The United States’ decision to declare war on Germany in 1917 was not made lightly. While many citizens supported the declaration of war, there were many that stood opposed. These primary sources represent arguments made by both sides of the issue as the nation wrestled with a decision that would forever change the United States’ role in global affairs. Download PDF


Film Scripts

Full Transcripts of videos used within the Museum

The following PDFs are the full transcripts of three videos used within the National World War I Museum and Memorial's Main Gallery. Use the text as reference for an onsite field trip, or as a groundwork for discussing WWI with your class. Introductory Film - Download PDF, Horizon Theater Film - Download PDF, Peace Film - Download PDF


LESSONS OF LIBERTY: PATRIOTISM

ANALYZE WWI PROPAGANDA POSTERS

This lesson plan asks students to examine their understanding of "patriotism" by analyzing over 60 primary source propaganda posters that called America to action during World War I. Designed for Middle School students, it can easily be adapted to any grade level.
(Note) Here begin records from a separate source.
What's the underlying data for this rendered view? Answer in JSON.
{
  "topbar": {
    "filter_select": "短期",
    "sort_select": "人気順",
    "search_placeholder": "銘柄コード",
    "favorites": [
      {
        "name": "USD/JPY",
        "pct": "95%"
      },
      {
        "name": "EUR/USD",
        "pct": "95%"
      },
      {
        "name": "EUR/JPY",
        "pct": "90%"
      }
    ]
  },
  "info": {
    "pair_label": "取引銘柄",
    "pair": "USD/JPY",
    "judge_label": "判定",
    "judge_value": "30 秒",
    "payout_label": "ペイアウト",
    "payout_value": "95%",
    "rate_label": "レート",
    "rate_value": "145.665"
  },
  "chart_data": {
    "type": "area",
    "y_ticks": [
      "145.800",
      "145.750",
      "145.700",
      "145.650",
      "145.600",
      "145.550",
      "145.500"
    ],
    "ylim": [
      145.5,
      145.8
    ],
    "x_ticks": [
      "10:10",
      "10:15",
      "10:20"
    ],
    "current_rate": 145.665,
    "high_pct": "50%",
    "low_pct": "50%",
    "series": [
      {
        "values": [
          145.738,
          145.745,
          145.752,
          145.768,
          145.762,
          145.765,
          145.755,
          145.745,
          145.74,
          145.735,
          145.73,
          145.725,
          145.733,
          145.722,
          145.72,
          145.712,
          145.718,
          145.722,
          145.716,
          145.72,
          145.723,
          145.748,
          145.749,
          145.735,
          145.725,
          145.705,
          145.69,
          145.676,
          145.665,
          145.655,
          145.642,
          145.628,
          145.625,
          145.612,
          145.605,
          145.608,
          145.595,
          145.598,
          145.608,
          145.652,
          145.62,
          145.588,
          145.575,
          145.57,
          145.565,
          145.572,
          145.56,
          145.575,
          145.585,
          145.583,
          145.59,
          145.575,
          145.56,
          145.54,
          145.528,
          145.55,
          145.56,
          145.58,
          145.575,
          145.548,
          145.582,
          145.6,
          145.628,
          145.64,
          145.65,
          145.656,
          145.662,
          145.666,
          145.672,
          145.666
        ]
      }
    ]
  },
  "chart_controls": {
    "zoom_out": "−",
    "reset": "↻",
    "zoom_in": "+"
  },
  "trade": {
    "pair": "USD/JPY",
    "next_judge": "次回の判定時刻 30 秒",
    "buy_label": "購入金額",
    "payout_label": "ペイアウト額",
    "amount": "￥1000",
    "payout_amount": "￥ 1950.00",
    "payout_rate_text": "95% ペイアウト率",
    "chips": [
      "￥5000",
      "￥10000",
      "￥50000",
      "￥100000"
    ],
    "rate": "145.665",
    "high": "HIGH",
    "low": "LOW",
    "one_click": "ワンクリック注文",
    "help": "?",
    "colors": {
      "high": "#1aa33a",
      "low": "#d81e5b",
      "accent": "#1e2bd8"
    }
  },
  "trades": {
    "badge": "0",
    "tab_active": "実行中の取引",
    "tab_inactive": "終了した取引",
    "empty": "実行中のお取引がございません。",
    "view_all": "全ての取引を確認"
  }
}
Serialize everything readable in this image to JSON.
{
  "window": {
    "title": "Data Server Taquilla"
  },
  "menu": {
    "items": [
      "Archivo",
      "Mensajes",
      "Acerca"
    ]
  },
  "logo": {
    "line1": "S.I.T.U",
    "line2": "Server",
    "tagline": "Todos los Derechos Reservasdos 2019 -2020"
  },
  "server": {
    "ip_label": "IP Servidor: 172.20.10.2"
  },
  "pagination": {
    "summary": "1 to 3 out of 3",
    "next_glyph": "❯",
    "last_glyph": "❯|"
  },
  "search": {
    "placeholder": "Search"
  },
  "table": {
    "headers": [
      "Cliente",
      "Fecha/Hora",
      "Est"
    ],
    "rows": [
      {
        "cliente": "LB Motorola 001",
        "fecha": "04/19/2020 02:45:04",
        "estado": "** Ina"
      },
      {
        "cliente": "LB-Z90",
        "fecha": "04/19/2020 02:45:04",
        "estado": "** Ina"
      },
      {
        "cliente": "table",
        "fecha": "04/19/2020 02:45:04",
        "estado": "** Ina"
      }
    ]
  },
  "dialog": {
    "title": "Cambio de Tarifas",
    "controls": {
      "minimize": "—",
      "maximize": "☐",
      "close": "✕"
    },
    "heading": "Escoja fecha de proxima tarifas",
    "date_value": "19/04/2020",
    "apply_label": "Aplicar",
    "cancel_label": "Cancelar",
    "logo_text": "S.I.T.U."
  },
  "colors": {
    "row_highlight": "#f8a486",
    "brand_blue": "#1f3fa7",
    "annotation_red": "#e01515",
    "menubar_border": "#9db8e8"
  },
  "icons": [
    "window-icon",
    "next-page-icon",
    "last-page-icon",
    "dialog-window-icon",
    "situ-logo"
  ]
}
Download PDF


LEST THE AGES FORGET

NATIONAL VETERANS DAY PROJECT

How did our relatives alive in 1914-1918 impact the war effort in the armed forces or as volunteers? How can we connect with our family members and community to learn stories of the past? Lest the Ages Forget provides teachers with a unique opportunity to educate K-12 students using primary sources and to enhance their historical thinking. Download PDF


Museum Mania

World War I in the Middle East: Research Project

The Middle East played a major role in WWI. This lesson asks high school students to create a "Museum of the Middle East in World War I" and in the process, explore the ways in which the conflict and the treaties which resulted from WWI laid the groundwork for contemporary political and social conflicts in the region as well as develop critical thinking, literacy, and research skills. Download PDF


Teenage Assassins

The Sarajevo Assassination and the Spark that Ignited a World War

This is a lesson created for high school students dealing with big issues, such as nationalism, terrorism, and the role of individuals in history, and the specific events surrounding the outbreak of World War I. Using activities and a variety of simulations to involve students in a critical examination of the events in the Balkans leading to the outbreak of World War I, students will reflect on broad issues of nationalism as a force in modern world history, the dilemma – and tactics – of militarily disadvantaged people struggling for their independence, and the tension between concepts of personal morality versus the perceived good of the nation. Download PDF


SERVICE AND SACRIFICE

Quentin Roosevelt’s Ultimate Sacrifice

Former U.S. president Theodore Roosevelt was a great supporter of American involvement in the Great War. While serving, his son Quentin was killed in action in 1918. His death had a profound effect on fellow soldiers, the nation, and especially his father. This lesson asks to high school students to interpret multiple primary source documents and artifacts to provide evidence of the realities of war. Download PDF


THINKING LIKE A HISTORIAN

Artifacts and Trench Tales

As history becomes tangible, WWI will come alive in the classroom when students work with artifacts. Using their senses, observations, past knowledge and critical thinking skills students will learn to think like a historian to determine what historic artifacts can tell them about the past. Download PDF Download Accompanying PowerPoint


Why Flyers Flew

Analyzing “The Flight to Flanders” poem

What was life like as an aviator in WWI? Why did flyers agree to take on such a dangerous job in the war? As middle school students review primary sources and analyze a poem written by a Royal Flying Corps pilot they’ll decide if flying was as glamorous as the media portrayed it to be. Download PDF


ZIMMERMANNLAND

THE SOUTHWESTERN FRONT OF WWI

The Zimmermann Telegram was a major factor in the U.S. decision to join the Allies in World War I. Using this lesson, students will analyze the context of the telegram from the perspectives of the U.S., Mexico, and Germany; examine the reaction in the Southwestern U.S. states that Germany promised to return to Mexico; and connect the Telegram's impact to today's U.S.-Mexico border issues. Download Lesson Plan PDF Download Accompanying PowerPoint